▶ **Information provided**
========================================================================

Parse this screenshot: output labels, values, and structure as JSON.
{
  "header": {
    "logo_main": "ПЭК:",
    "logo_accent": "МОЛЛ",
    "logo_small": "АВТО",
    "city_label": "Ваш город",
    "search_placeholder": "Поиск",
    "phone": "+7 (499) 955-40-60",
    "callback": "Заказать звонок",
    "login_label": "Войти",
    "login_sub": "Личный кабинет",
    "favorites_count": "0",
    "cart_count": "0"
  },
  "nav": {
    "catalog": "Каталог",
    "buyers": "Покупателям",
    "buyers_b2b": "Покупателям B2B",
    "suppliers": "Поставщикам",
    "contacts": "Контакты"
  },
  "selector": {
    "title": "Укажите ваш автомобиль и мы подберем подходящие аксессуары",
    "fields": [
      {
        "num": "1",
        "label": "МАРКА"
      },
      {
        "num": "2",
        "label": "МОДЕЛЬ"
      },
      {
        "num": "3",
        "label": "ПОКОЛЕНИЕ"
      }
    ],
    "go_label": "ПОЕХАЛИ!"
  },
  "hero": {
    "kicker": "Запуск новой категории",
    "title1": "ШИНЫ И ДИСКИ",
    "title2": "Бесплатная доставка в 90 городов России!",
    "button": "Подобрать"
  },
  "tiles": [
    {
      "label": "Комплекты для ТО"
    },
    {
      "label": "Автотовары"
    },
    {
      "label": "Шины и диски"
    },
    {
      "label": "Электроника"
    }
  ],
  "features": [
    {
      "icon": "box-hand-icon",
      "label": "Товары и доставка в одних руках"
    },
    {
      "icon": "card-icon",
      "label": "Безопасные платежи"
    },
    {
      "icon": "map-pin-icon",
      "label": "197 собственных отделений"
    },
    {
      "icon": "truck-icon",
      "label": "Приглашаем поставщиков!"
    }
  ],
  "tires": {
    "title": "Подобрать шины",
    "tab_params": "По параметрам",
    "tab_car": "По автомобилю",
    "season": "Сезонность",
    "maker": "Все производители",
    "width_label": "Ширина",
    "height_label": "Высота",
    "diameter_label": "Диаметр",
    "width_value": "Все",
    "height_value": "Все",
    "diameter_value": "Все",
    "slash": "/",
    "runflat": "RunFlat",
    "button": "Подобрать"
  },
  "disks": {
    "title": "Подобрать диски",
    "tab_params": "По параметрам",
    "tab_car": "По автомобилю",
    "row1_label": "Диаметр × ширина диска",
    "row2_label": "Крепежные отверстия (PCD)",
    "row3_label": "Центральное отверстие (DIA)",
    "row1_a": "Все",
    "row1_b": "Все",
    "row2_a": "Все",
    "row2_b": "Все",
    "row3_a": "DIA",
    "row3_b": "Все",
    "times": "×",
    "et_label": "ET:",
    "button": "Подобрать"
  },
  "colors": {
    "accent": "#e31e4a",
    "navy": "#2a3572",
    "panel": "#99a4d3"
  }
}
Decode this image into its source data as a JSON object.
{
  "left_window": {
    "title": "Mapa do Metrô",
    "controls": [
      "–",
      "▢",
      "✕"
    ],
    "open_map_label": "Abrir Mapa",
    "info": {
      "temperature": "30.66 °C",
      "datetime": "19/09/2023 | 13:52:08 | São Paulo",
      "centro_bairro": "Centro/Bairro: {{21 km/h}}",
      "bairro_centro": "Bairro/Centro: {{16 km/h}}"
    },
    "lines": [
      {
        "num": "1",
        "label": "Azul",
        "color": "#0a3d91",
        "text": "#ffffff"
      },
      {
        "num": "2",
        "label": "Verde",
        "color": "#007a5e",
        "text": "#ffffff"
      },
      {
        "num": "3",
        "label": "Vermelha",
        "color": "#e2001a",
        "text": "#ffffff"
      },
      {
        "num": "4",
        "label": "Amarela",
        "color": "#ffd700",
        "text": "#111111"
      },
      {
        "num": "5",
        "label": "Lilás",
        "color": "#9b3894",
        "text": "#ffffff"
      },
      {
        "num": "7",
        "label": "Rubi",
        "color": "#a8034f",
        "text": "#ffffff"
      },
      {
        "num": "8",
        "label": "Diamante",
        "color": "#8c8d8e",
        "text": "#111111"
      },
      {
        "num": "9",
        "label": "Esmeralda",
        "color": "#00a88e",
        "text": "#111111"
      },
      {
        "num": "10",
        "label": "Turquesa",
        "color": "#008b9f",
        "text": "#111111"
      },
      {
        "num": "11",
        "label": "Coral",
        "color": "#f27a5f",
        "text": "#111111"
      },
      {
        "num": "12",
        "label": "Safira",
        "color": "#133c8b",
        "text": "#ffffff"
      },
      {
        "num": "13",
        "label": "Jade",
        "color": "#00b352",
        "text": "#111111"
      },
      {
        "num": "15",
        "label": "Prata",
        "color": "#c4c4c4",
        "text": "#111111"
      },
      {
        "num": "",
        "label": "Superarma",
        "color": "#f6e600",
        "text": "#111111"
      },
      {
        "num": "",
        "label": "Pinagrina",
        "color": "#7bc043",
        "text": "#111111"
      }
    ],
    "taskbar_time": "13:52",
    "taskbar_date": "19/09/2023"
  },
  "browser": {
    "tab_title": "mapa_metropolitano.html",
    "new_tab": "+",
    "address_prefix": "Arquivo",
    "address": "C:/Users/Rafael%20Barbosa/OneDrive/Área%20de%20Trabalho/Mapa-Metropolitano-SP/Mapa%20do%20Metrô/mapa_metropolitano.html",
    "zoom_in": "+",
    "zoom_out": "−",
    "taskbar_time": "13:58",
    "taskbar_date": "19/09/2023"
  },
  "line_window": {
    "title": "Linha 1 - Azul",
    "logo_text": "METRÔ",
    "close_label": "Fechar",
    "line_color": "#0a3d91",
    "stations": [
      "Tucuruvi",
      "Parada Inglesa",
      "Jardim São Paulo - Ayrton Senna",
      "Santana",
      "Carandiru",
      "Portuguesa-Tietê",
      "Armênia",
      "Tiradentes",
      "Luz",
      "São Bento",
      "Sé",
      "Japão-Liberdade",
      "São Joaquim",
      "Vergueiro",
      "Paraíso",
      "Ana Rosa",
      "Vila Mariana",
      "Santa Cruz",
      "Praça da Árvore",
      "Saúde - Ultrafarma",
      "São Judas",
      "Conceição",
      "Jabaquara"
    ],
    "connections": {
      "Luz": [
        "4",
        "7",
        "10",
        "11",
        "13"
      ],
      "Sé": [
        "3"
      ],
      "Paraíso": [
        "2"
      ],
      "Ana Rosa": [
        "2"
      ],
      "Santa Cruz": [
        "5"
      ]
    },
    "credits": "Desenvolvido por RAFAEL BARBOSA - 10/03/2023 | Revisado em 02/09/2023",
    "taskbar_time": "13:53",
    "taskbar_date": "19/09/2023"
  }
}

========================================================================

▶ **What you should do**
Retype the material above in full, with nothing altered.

▶ **Solution to this exercise**
Parse this screenshot: output labels, values, and structure as JSON.
{
  "header": {
    "logo_main": "ПЭК:",
    "logo_accent": "МОЛЛ",
    "logo_small": "АВТО",
    "city_label": "Ваш город",
    "search_placeholder": "Поиск",
    "phone": "+7 (499) 955-40-60",
    "callback": "Заказать звонок",
    "login_label": "Войти",
    "login_sub": "Личный кабинет",
    "favorites_count": "0",
    "cart_count": "0"
  },
  "nav": {
    "catalog": "Каталог",
    "buyers": "Покупателям",
    "buyers_b2b": "Покупателям B2B",
    "suppliers": "Поставщикам",
    "contacts": "Контакты"
  },
  "selector": {
    "title": "Укажите ваш автомобиль и мы подберем подходящие аксессуары",
    "fields": [
      {
        "num": "1",
        "label": "МАРКА"
      },
      {
        "num": "2",
        "label": "МОДЕЛЬ"
      },
      {
        "num": "3",
        "label": "ПОКОЛЕНИЕ"
      }
    ],
    "go_label": "ПОЕХАЛИ!"
  },
  "hero": {
    "kicker": "Запуск новой категории",
    "title1": "ШИНЫ И ДИСКИ",
    "title2": "Бесплатная доставка в 90 городов России!",
    "button": "Подобрать"
  },
  "tiles": [
    {
      "label": "Комплекты для ТО"
    },
    {
      "label": "Автотовары"
    },
    {
      "label": "Шины и диски"
    },
    {
      "label": "Электроника"
    }
  ],
  "features": [
    {
      "icon": "box-hand-icon",
      "label": "Товары и доставка в одних руках"
    },
    {
      "icon": "card-icon",
      "label": "Безопасные платежи"
    },
    {
      "icon": "map-pin-icon",
      "label": "197 собственных отделений"
    },
    {
      "icon": "truck-icon",
      "label": "Приглашаем поставщиков!"
    }
  ],
  "tires": {
    "title": "Подобрать шины",
    "tab_params": "По параметрам",
    "tab_car": "По автомобилю",
    "season": "Сезонность",
    "maker": "Все производители",
    "width_label": "Ширина",
    "height_label": "Высота",
    "diameter_label": "Диаметр",
    "width_value": "Все",
    "height_value": "Все",
    "diameter_value": "Все",
    "slash": "/",
    "runflat": "RunFlat",
    "button": "Подобрать"
  },
  "disks": {
    "title": "Подобрать диски",
    "tab_params": "По параметрам",
    "tab_car": "По автомобилю",
    "row1_label": "Диаметр × ширина диска",
    "row2_label": "Крепежные отверстия (PCD)",
    "row3_label": "Центральное отверстие (DIA)",
    "row1_a": "Все",
    "row1_b": "Все",
    "row2_a": "Все",
    "row2_b": "Все",
    "row3_a": "DIA",
    "row3_b": "Все",
    "times": "×",
    "et_label": "ET:",
    "button": "Подобрать"
  },
  "colors": {
    "accent": "#e31e4a",
    "navy": "#2a3572",
    "panel": "#99a4d3"
  }
}
Decode this image into its source data as a JSON object.
{
  "left_window": {
    "title": "Mapa do Metrô",
    "controls": [
      "–",
      "▢",
      "✕"
    ],
    "open_map_label": "Abrir Mapa",
    "info": {
      "temperature": "30.66 °C",
      "datetime": "19/09/2023 | 13:52:08 | São Paulo",
      "centro_bairro": "Centro/Bairro: {{21 km/h}}",
      "bairro_centro": "Bairro/Centro: {{16 km/h}}"
    },
    "lines": [
      {
        "num": "1",
        "label": "Azul",
        "color": "#0a3d91",
        "text": "#ffffff"
      },
      {
        "num": "2",
        "label": "Verde",
        "color": "#007a5e",
        "text": "#ffffff"
      },
      {
        "num": "3",
        "label": "Vermelha",
        "color": "#e2001a",
        "text": "#ffffff"
      },
      {
        "num": "4",
        "label": "Amarela",
        "color": "#ffd700",
        "text": "#111111"
      },
      {
        "num": "5",
        "label": "Lilás",
        "color": "#9b3894",
        "text": "#ffffff"
      },
      {
        "num": "7",
        "label": "Rubi",
        "color": "#a8034f",
        "text": "#ffffff"
      },
      {
        "num": "8",
        "label": "Diamante",
        "color": "#8c8d8e",
        "text": "#111111"
      },
      {
        "num": "9",
        "label": "Esmeralda",
        "color": "#00a88e",
        "text": "#111111"
      },
      {
        "num": "10",
        "label": "Turquesa",
        "color": "#008b9f",
        "text": "#111111"
      },
      {
        "num": "11",
        "label": "Coral",
        "color": "#f27a5f",
        "text": "#111111"
      },
      {
        "num": "12",
        "label": "Safira",
        "color": "#133c8b",
        "text": "#ffffff"
      },
      {
        "num": "13",
        "label": "Jade",
        "color": "#00b352",
        "text": "#111111"
      },
      {
        "num": "15",
        "label": "Prata",
        "color": "#c4c4c4",
        "text": "#111111"
      },
      {
        "num": "",
        "label": "Superarma",
        "color": "#f6e600",
        "text": "#111111"
      },
      {
        "num": "",
        "label": "Pinagrina",
        "color": "#7bc043",
        "text": "#111111"
      }
    ],
    "taskbar_time": "13:52",
    "taskbar_date": "19/09/2023"
  },
  "browser": {
    "tab_title": "mapa_metropolitano.html",
    "new_tab": "+",
    "address_prefix": "Arquivo",
    "address": "C:/Users/Rafael%20Barbosa/OneDrive/Área%20de%20Trabalho/Mapa-Metropolitano-SP/Mapa%20do%20Metrô/mapa_metropolitano.html",
    "zoom_in": "+",
    "zoom_out": "−",
    "taskbar_time": "13:58",
    "taskbar_date": "19/09/2023"
  },
  "line_window": {
    "title": "Linha 1 - Azul",
    "logo_text": "METRÔ",
    "close_label": "Fechar",
    "line_color": "#0a3d91",
    "stations": [
      "Tucuruvi",
      "Parada Inglesa",
      "Jardim São Paulo - Ayrton Senna",
      "Santana",
      "Carandiru",
      "Portuguesa-Tietê",
      "Armênia",
      "Tiradentes",
      "Luz",
      "São Bento",
      "Sé",
      "Japão-Liberdade",
      "São Joaquim",
      "Vergueiro",
      "Paraíso",
      "Ana Rosa",
      "Vila Mariana",
      "Santa Cruz",
      "Praça da Árvore",
      "Saúde - Ultrafarma",
      "São Judas",
      "Conceição",
      "Jabaquara"
    ],
    "connections": {
      "Luz": [
        "4",
        "7",
        "10",
        "11",
        "13"
      ],
      "Sé": [
        "3"
      ],
      "Paraíso": [
        "2"
      ],
      "Ana Rosa": [
        "2"
      ],
      "Santa Cruz": [
        "5"
      ]
    },
    "credits": "Desenvolvido por RAFAEL BARBOSA - 10/03/2023 | Revisado em 02/09/2023",
    "taskbar_time": "13:53",
    "taskbar_date": "19/09/2023"
  }
}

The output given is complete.